=== Section Start ===
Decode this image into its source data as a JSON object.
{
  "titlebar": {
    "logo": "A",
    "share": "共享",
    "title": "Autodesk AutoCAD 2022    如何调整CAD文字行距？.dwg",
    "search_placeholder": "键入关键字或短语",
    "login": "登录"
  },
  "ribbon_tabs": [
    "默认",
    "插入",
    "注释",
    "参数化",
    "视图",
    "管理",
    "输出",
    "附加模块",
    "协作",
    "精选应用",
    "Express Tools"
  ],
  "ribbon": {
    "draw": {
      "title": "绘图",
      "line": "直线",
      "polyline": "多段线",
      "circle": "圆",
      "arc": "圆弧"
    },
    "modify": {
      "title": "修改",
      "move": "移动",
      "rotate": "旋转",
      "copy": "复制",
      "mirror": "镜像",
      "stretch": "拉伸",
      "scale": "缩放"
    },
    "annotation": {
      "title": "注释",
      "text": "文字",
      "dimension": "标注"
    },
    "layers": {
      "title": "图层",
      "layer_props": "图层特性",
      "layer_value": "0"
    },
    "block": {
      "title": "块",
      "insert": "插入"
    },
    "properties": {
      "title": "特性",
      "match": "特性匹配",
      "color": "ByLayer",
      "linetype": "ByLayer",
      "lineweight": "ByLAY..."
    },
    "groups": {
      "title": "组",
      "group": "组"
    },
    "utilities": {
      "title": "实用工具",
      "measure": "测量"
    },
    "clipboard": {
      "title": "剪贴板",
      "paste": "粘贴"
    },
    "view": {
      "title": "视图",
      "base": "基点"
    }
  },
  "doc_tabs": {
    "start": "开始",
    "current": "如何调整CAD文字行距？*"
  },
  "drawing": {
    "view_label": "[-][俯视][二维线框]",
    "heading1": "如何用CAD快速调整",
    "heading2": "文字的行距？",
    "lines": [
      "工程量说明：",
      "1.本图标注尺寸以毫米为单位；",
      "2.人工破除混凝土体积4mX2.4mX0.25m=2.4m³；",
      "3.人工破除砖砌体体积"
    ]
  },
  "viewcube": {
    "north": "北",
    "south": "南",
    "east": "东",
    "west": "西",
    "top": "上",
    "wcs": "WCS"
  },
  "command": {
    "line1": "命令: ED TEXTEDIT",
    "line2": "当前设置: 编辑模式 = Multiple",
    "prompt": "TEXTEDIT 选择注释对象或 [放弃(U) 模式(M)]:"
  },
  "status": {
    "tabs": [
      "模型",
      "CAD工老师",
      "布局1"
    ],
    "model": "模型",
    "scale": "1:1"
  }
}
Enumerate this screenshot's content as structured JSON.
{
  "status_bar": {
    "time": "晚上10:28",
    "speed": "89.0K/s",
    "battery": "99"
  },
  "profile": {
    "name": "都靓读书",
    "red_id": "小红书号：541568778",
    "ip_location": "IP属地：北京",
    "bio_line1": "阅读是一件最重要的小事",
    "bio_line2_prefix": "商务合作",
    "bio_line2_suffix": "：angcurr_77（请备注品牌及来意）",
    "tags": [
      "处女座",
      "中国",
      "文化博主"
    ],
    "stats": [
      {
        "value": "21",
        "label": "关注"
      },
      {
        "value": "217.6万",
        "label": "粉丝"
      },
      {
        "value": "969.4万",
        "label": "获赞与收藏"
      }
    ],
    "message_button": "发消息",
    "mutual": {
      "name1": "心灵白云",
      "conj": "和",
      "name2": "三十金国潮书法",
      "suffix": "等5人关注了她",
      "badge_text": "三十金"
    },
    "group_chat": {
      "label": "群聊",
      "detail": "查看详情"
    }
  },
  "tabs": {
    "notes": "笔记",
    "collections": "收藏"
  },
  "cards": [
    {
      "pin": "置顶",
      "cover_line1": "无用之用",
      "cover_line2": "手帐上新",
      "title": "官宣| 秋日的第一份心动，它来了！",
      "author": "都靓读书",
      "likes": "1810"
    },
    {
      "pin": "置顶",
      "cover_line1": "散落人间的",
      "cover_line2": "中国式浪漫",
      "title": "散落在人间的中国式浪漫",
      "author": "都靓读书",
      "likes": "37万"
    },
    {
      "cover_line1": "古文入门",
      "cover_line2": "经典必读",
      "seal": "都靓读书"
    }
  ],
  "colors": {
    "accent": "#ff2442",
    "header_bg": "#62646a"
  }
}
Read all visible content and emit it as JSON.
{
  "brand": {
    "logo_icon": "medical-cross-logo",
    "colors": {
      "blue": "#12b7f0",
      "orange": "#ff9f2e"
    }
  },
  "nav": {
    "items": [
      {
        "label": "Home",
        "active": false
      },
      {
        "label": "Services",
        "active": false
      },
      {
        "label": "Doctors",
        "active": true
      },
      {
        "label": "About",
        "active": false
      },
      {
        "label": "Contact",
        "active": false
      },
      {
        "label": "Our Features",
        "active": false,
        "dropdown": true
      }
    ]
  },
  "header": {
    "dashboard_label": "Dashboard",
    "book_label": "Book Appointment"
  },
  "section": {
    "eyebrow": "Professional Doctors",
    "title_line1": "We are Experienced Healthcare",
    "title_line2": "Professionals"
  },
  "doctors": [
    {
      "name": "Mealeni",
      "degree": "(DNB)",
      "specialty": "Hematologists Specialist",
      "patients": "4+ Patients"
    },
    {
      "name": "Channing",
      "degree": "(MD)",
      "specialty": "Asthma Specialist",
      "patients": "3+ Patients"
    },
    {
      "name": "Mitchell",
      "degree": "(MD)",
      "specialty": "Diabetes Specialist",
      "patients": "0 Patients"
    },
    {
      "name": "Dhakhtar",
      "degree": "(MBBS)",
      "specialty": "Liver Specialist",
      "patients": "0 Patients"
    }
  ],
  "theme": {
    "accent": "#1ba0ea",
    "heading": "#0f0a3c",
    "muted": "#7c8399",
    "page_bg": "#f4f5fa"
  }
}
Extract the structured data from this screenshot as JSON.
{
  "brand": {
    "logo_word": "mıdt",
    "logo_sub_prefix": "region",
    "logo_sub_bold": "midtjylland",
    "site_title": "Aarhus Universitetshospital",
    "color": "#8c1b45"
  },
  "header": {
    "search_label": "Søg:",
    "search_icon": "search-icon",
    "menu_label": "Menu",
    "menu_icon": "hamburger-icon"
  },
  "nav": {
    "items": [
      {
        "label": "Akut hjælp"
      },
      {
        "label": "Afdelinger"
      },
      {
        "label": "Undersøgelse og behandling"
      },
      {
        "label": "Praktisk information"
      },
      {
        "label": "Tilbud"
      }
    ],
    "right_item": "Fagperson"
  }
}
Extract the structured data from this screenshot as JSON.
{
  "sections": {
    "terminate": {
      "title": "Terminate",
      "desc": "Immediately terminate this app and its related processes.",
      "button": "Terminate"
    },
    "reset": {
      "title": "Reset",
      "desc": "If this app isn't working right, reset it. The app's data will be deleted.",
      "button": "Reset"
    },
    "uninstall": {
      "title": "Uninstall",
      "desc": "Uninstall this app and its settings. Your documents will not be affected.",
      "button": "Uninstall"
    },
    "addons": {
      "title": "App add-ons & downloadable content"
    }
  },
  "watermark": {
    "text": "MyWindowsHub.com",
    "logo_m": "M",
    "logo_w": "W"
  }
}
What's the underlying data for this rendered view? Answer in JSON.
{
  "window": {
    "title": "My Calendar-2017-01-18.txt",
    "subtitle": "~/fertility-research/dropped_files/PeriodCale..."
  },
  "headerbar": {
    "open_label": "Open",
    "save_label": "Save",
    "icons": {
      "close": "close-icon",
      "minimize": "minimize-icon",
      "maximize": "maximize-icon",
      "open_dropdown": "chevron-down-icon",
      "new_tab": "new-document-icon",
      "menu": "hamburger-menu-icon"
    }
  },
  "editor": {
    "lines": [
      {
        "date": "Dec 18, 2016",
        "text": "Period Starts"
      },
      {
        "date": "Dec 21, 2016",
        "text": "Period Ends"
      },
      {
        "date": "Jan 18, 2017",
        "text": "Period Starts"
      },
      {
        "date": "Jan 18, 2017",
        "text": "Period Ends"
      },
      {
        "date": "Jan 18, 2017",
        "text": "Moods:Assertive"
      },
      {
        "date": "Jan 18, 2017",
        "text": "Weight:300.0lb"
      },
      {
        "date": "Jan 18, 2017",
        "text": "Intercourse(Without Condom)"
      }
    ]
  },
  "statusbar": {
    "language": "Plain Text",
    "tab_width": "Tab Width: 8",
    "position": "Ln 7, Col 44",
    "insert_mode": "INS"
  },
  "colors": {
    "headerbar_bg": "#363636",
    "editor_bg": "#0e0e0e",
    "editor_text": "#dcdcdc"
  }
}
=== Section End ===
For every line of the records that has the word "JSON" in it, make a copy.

[REPLY]
Decode this image into its source data as a JSON object.
Enumerate this screenshot's content as structured JSON.
Read all visible content and emit it as JSON.
Extract the structured data from this screenshot as JSON.
Extract the structured data from this screenshot as JSON.
What's the underlying data for this rendered view? Answer in JSON.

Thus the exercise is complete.